* Goal of the exercise: Copy the records below in full, keeping each word as it is but omitting the pictures.
START Dataset excerpts
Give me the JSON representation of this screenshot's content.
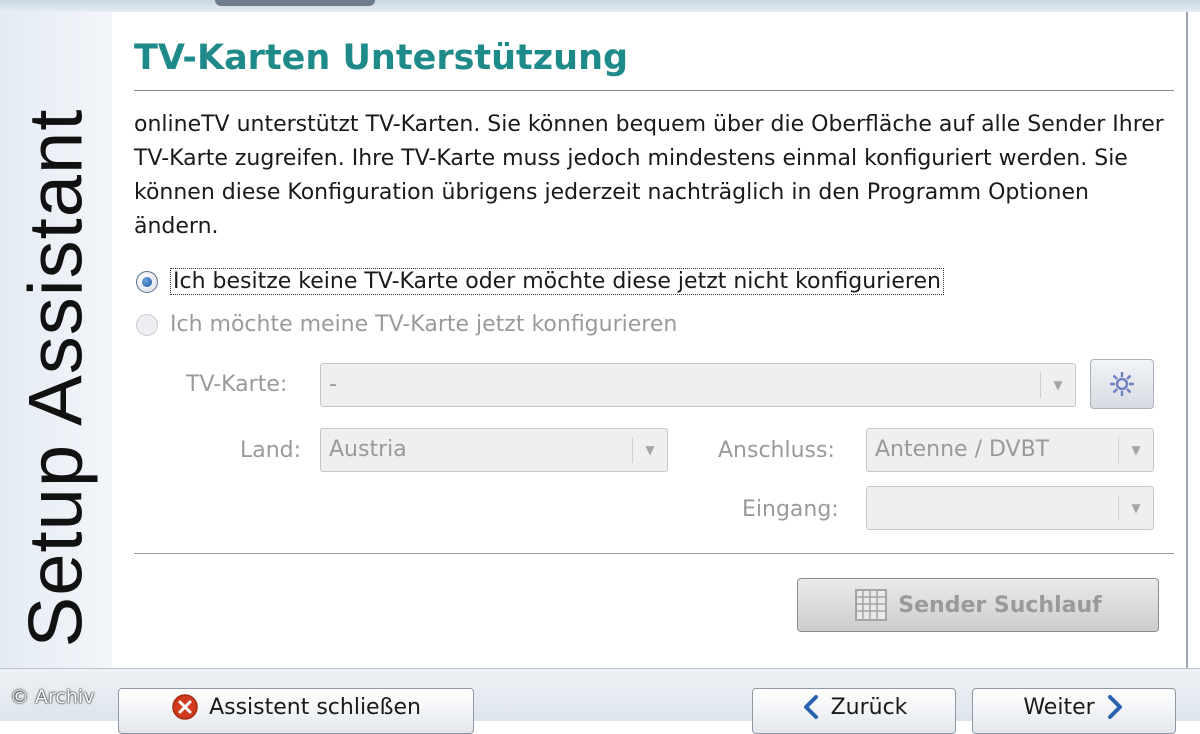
{
  "sidebar": {
    "title": "Setup Assistant"
  },
  "page": {
    "title": "TV-Karten Unterstützung",
    "description": "onlineTV unterstützt TV-Karten. Sie können bequem über die Oberfläche auf alle Sender Ihrer TV-Karte zugreifen. Ihre TV-Karte muss jedoch mindestens einmal konfiguriert werden. Sie können diese Konfiguration übrigens jederzeit nachträglich in den Programm Optionen ändern."
  },
  "options": [
    {
      "label": "Ich besitze keine TV-Karte oder möchte diese jetzt nicht konfigurieren",
      "selected": true,
      "enabled": true
    },
    {
      "label": "Ich möchte meine TV-Karte jetzt konfigurieren",
      "selected": false,
      "enabled": false
    }
  ],
  "form": {
    "tv_card": {
      "label": "TV-Karte:",
      "value": "-"
    },
    "country": {
      "label": "Land:",
      "value": "Austria"
    },
    "connection": {
      "label": "Anschluss:",
      "value": "Antenne / DVBT"
    },
    "input": {
      "label": "Eingang:",
      "value": ""
    }
  },
  "buttons": {
    "scan": "Sender Suchlauf",
    "close": "Assistent schließen",
    "back": "Zurück",
    "next": "Weiter"
  },
  "watermark": "© Archiv",
  "icons": {
    "config": "gear-icon",
    "scan": "grid-icon",
    "close": "close-circle-icon",
    "back": "chevron-left-icon",
    "next": "chevron-right-icon"
  },
  "colors": {
    "title": "#1f8a8a",
    "accent": "#1c4f92",
    "close_icon": "#d23a1e"
  }
}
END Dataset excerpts
* Result:
Give me the JSON representation of this screenshot's content.
{
  "sidebar": {
    "title": "Setup Assistant"
  },
  "page": {
    "title": "TV-Karten Unterstützung",
    "description": "onlineTV unterstützt TV-Karten. Sie können bequem über die Oberfläche auf alle Sender Ihrer TV-Karte zugreifen. Ihre TV-Karte muss jedoch mindestens einmal konfiguriert werden. Sie können diese Konfiguration übrigens jederzeit nachträglich in den Programm Optionen ändern."
  },
  "options": [
    {
      "label": "Ich besitze keine TV-Karte oder möchte diese jetzt nicht konfigurieren",
      "selected": true,
      "enabled": true
    },
    {
      "label": "Ich möchte meine TV-Karte jetzt konfigurieren",
      "selected": false,
      "enabled": false
    }
  ],
  "form": {
    "tv_card": {
      "label": "TV-Karte:",
      "value": "-"
    },
    "country": {
      "label": "Land:",
      "value": "Austria"
    },
    "connection": {
      "label": "Anschluss:",
      "value": "Antenne / DVBT"
    },
    "input": {
      "label": "Eingang:",
      "value": ""
    }
  },
  "buttons": {
    "scan": "Sender Suchlauf",
    "close": "Assistent schließen",
    "back": "Zurück",
    "next": "Weiter"
  },
  "watermark": "© Archiv",
  "icons": {
    "config": "gear-icon",
    "scan": "grid-icon",
    "close": "close-circle-icon",
    "back": "chevron-left-icon",
    "next": "chevron-right-icon"
  },
  "colors": {
    "title": "#1f8a8a",
    "accent": "#1c4f92",
    "close_icon": "#d23a1e"
  }
}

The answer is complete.